Items from a data source
= Beginning of Section =
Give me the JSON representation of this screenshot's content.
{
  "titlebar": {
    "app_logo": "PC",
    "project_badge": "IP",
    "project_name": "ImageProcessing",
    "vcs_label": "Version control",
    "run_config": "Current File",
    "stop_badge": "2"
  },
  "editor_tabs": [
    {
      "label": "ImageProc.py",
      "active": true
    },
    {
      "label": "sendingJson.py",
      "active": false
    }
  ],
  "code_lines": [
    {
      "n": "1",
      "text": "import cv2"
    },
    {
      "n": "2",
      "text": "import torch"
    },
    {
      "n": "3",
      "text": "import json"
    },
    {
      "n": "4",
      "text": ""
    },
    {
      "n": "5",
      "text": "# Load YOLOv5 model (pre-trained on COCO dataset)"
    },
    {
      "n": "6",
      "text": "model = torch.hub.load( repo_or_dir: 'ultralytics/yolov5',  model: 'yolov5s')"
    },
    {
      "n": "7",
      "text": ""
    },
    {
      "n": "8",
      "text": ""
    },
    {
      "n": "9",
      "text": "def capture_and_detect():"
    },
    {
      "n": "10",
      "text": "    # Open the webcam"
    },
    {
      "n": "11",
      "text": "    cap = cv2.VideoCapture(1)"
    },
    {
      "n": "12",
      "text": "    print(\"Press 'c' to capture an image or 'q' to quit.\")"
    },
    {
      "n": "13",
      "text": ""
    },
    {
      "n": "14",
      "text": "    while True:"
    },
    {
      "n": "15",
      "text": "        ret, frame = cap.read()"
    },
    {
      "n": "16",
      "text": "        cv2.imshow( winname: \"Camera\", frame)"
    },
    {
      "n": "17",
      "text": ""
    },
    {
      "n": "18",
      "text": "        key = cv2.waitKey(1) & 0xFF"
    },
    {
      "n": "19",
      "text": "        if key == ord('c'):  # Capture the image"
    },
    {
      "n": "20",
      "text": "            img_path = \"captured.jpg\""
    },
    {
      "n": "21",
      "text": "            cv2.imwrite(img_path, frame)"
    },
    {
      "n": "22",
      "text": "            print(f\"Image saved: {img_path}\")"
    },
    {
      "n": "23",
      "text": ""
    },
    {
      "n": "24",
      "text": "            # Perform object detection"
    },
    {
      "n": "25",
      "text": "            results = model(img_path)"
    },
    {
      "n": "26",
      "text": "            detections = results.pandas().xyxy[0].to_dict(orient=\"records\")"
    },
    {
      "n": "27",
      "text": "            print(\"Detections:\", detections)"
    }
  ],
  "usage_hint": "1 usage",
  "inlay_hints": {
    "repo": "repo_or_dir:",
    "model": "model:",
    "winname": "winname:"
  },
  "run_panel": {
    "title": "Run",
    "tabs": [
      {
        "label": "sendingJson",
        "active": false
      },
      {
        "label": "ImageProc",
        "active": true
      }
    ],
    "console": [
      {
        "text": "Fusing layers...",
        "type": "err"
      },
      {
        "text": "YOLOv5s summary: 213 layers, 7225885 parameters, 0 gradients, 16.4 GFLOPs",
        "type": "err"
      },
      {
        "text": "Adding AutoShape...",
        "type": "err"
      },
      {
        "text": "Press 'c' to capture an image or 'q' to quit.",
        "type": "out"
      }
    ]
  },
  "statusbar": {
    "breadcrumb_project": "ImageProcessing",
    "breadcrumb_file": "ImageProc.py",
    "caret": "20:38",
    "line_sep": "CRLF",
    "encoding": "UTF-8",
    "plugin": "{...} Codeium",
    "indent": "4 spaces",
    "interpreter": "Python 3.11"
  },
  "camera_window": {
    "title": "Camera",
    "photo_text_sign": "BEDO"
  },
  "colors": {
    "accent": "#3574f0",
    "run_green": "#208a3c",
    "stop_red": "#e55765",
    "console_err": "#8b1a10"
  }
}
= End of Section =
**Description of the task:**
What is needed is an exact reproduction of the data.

**Worked solution:**
Give me the JSON representation of this screenshot's content.
{
  "titlebar": {
    "app_logo": "PC",
    "project_badge": "IP",
    "project_name": "ImageProcessing",
    "vcs_label": "Version control",
    "run_config": "Current File",
    "stop_badge": "2"
  },
  "editor_tabs": [
    {
      "label": "ImageProc.py",
      "active": true
    },
    {
      "label": "sendingJson.py",
      "active": false
    }
  ],
  "code_lines": [
    {
      "n": "1",
      "text": "import cv2"
    },
    {
      "n": "2",
      "text": "import torch"
    },
    {
      "n": "3",
      "text": "import json"
    },
    {
      "n": "4",
      "text": ""
    },
    {
      "n": "5",
      "text": "# Load YOLOv5 model (pre-trained on COCO dataset)"
    },
    {
      "n": "6",
      "text": "model = torch.hub.load( repo_or_dir: 'ultralytics/yolov5',  model: 'yolov5s')"
    },
    {
      "n": "7",
      "text": ""
    },
    {
      "n": "8",
      "text": ""
    },
    {
      "n": "9",
      "text": "def capture_and_detect():"
    },
    {
      "n": "10",
      "text": "    # Open the webcam"
    },
    {
      "n": "11",
      "text": "    cap = cv2.VideoCapture(1)"
    },
    {
      "n": "12",
      "text": "    print(\"Press 'c' to capture an image or 'q' to quit.\")"
    },
    {
      "n": "13",
      "text": ""
    },
    {
      "n": "14",
      "text": "    while True:"
    },
    {
      "n": "15",
      "text": "        ret, frame = cap.read()"
    },
    {
      "n": "16",
      "text": "        cv2.imshow( winname: \"Camera\", frame)"
    },
    {
      "n": "17",
      "text": ""
    },
    {
      "n": "18",
      "text": "        key = cv2.waitKey(1) & 0xFF"
    },
    {
      "n": "19",
      "text": "        if key == ord('c'):  # Capture the image"
    },
    {
      "n": "20",
      "text": "            img_path = \"captured.jpg\""
    },
    {
      "n": "21",
      "text": "            cv2.imwrite(img_path, frame)"
    },
    {
      "n": "22",
      "text": "            print(f\"Image saved: {img_path}\")"
    },
    {
      "n": "23",
      "text": ""
    },
    {
      "n": "24",
      "text": "            # Perform object detection"
    },
    {
      "n": "25",
      "text": "            results = model(img_path)"
    },
    {
      "n": "26",
      "text": "            detections = results.pandas().xyxy[0].to_dict(orient=\"records\")"
    },
    {
      "n": "27",
      "text": "            print(\"Detections:\", detections)"
    }
  ],
  "usage_hint": "1 usage",
  "inlay_hints": {
    "repo": "repo_or_dir:",
    "model": "model:",
    "winname": "winname:"
  },
  "run_panel": {
    "title": "Run",
    "tabs": [
      {
        "label": "sendingJson",
        "active": false
      },
      {
        "label": "ImageProc",
        "active": true
      }
    ],
    "console": [
      {
        "text": "Fusing layers...",
        "type": "err"
      },
      {
        "text": "YOLOv5s summary: 213 layers, 7225885 parameters, 0 gradients, 16.4 GFLOPs",
        "type": "err"
      },
      {
        "text": "Adding AutoShape...",
        "type": "err"
      },
      {
        "text": "Press 'c' to capture an image or 'q' to quit.",
        "type": "out"
      }
    ]
  },
  "statusbar": {
    "breadcrumb_project": "ImageProcessing",
    "breadcrumb_file": "ImageProc.py",
    "caret": "20:38",
    "line_sep": "CRLF",
    "encoding": "UTF-8",
    "plugin": "{...} Codeium",
    "indent": "4 spaces",
    "interpreter": "Python 3.11"
  },
  "camera_window": {
    "title": "Camera",
    "photo_text_sign": "BEDO"
  },
  "colors": {
    "accent": "#3574f0",
    "run_green": "#208a3c",
    "stop_red": "#e55765",
    "console_err": "#8b1a10"
  }
}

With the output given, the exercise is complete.